I don’t play poker, and I don’t pretend to know much about it, but there are a few things I have gleaned from movies and television to be able to say some things with a certain level of certainty.
1. Your hand is yours, and what you choose to do with it is a personal decision. No one can “force your hand” or make you participate. How much you bet, if you choose to fold, and whether or not to “raise” are all options that you consider in your mind before you act.
2. What you choose to show others about what you’ve got, via your facial expressions, is totally up to you. Sometimes, the people around you can figure out what’s going on, but they don’t always get the whole story.
3. A lot of what goes on in the game has to do with you responding to your surroundings. Sometimes, even when things get bad, how we come out on the other end has everything to do with how we reacted to our environment.
Can you see where this is going? Good.
1. I think when we take on challenges in life, like getting fit and staying healthy, we operate in the same way as we would in a game of poker, with a few, key deviations. No one can force me to make healthy choices with food or exercise. No one can get me involved in activities that promote good behavior.

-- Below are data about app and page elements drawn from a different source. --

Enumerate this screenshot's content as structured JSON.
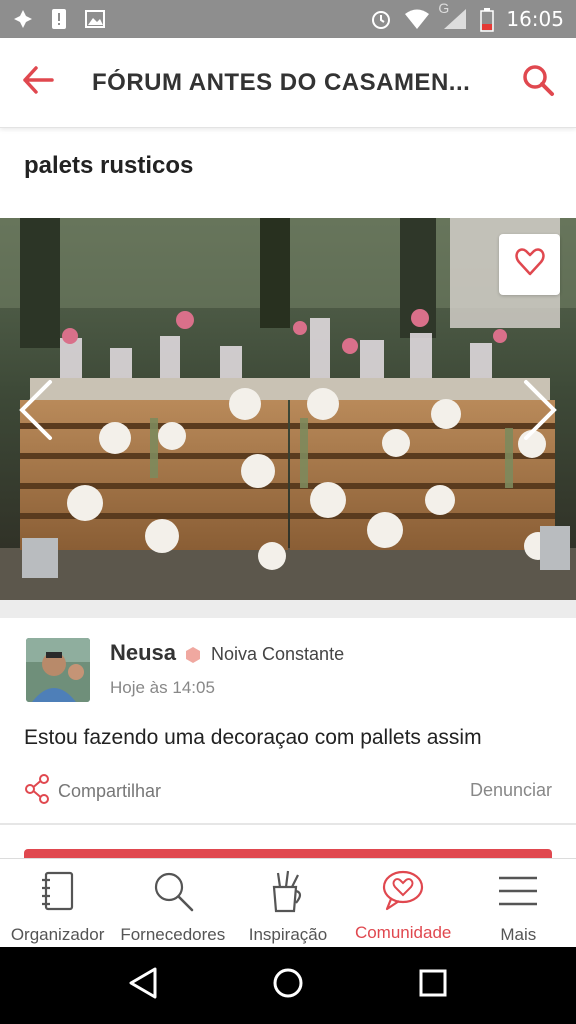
{
  "status_bar": {
    "time": "16:05",
    "network_label": "G",
    "icons": [
      "pinwheel-icon",
      "alert-icon",
      "image-icon",
      "alarm-icon",
      "wifi-icon",
      "signal-icon",
      "battery-icon"
    ]
  },
  "app_bar": {
    "title": "FÓRUM ANTES DO CASAMEN...",
    "back_icon": "back-arrow-icon",
    "search_icon": "search-icon"
  },
  "post": {
    "title": "palets rusticos",
    "author_name": "Neusa",
    "author_rank": "Noiva Constante",
    "time": "Hoje às 14:05",
    "body": "Estou fazendo uma decoraçao com pallets assim",
    "share_label": "Compartilhar",
    "report_label": "Denunciar"
  },
  "bottom_nav": {
    "items": [
      {
        "label": "Organizador",
        "icon": "notebook-icon"
      },
      {
        "label": "Fornecedores",
        "icon": "magnifier-icon"
      },
      {
        "label": "Inspiração",
        "icon": "paint-cup-icon"
      },
      {
        "label": "Comunidade",
        "icon": "heart-bubble-icon"
      },
      {
        "label": "Mais",
        "icon": "menu-icon"
      }
    ],
    "active_index": 3
  },
  "colors": {
    "accent": "#e0484f",
    "status_bar": "#8e8e8e",
    "text_dark": "#222222",
    "text_muted": "#888888",
    "badge": "#f0a8a0"
  }
}
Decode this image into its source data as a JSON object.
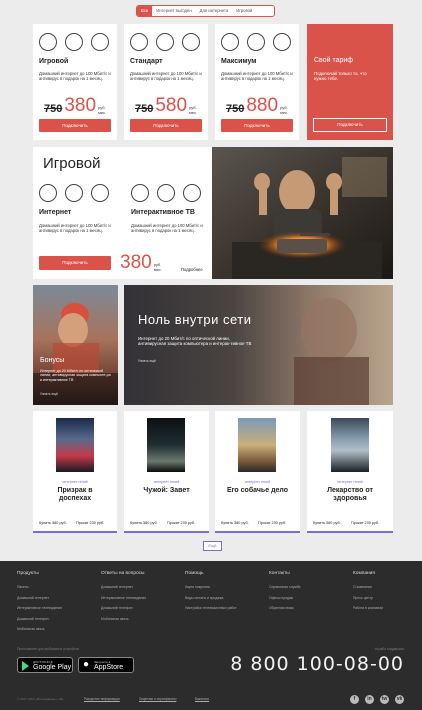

Ultimately, only I can make myself run “just one more mile.”
2. What we decide to share with people makes us vulnerable. When we let people around us know how we are really feeling, if we are struggling, and when we’re in pain leaves us open to criticism, but it also opens us up to support and love. It gives us the opportunity to make our game a team sport. We move from poker, a very competitive one on one event, to an odd form of solitaire, where our closest friends hold extra cards and help play in our best interest. Instead of hiding what we’ve got and what we need, our game goes faster and we are more likely to succeed; our odds of winning increase tenfold!
(The following statement may strike you the wrong way. It’s merely my opinion based on my own experiences.)
We should take caution, however. The more people who are contributing directly to our success, may decrease the amount of involvement we actually feel we had. If I let 30 people speak into how I am working my program, I may not feel as much of an accomplishment as I would if I had one or 2 trusted friends advising me and cheering me on. We need to take some advice, the parts that work for us, and graciously decline the rest. The 30 may have the best intentions, but without knowing my hand they could be harming me in the process of trying to help.
I have found that I have the highest level of success when I chose a few close friends to listen to and trust, and keep the rest of the onlookers in the stands, cheering me on.
3. Environment. This morning I got a clear look at what happens when our commitment to win clashes with the surroundings we’ve been given. I went for my morning run, because I was determined that that is what I wanted to do today. As I’m running laps around the lake the clouds and wind start to roll in. At first I think to myself that this isn’t that bad and I am stronger than the wind. Making another lap around I look down at the hand I was dealt and then up at The Dealer. Crap. Sometimes you just can’t win every round. I folded my hand and went home. What a healthy lesson this is. Sometimes, it’s ok to try and give it my all and cash out. It doesn’t mean that I failed; it just means that it wasn’t in the cards at this time.
Luckily, I don’t play alone.